* _To do_
Copy out every line of the data that has the word "Login" somewhere in it.
*** Data Section Begins ***
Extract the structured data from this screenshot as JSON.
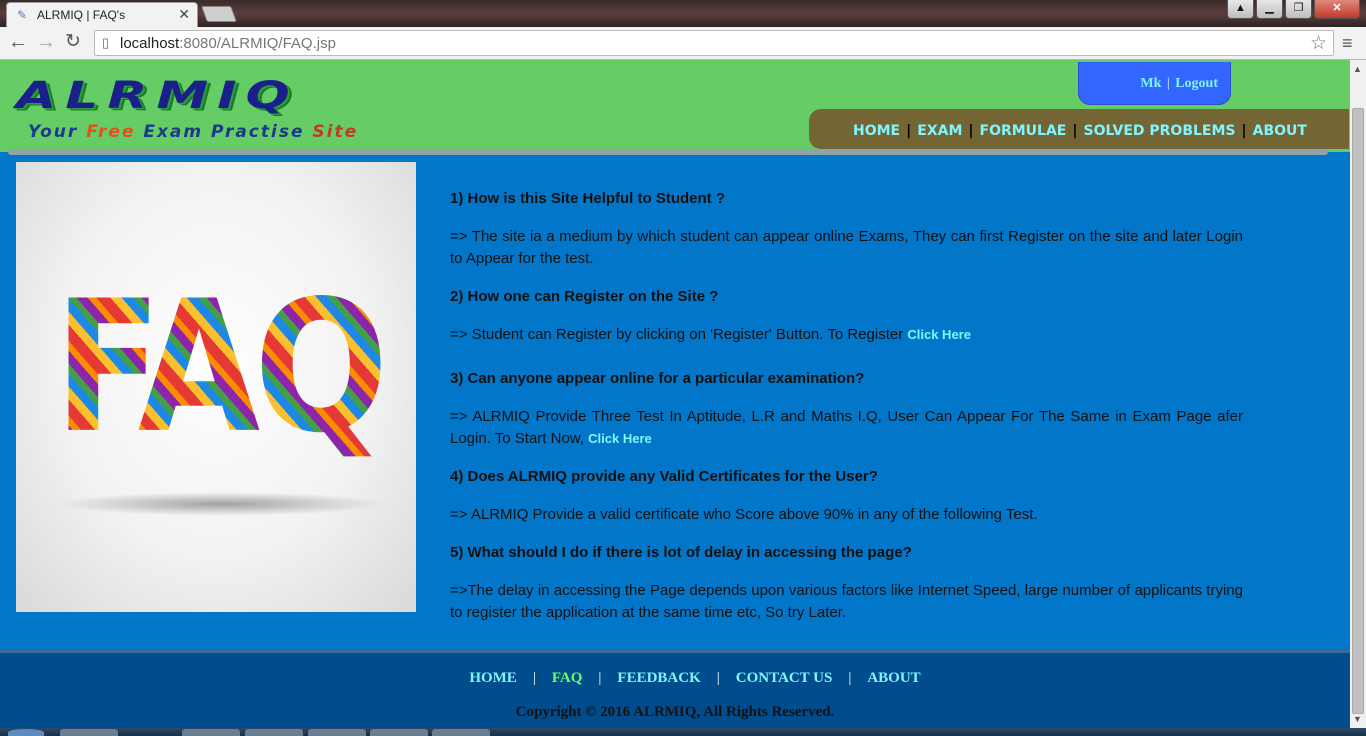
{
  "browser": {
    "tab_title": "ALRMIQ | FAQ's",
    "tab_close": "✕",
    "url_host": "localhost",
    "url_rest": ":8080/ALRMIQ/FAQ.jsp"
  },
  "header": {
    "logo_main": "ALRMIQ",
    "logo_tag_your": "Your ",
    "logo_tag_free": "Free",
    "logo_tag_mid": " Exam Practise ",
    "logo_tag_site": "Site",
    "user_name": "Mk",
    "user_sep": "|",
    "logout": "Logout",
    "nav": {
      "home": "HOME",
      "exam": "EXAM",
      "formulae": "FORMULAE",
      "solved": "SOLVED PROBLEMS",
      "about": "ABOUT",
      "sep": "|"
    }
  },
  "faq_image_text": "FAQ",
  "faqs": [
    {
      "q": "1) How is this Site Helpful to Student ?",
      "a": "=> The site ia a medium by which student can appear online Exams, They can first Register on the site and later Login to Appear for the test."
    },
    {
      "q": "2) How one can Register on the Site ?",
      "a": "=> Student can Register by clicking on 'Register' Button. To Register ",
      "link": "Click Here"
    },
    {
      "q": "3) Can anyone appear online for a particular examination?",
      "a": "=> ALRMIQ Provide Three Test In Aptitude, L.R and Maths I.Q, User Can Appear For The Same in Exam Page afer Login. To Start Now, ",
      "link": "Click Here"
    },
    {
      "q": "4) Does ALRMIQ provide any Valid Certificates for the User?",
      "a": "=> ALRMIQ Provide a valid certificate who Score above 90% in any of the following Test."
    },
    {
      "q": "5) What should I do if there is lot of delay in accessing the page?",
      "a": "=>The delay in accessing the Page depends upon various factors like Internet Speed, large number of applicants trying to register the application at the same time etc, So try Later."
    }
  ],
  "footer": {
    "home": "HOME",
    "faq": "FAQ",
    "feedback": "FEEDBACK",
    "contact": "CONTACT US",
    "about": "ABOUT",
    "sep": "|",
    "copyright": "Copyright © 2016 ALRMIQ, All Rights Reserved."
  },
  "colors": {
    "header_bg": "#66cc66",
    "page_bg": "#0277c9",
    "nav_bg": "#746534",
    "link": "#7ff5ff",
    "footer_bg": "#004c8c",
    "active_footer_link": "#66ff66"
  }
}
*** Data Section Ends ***
* _Answer space_
      "a": "=> The site ia a medium by which student can appear online Exams, They can first Register on the site and later Login to Appear for the test."
      "a": "=> ALRMIQ Provide Three Test In Aptitude, L.R and Maths I.Q, User Can Appear For The Same in Exam Page afer Login. To Start Now, ",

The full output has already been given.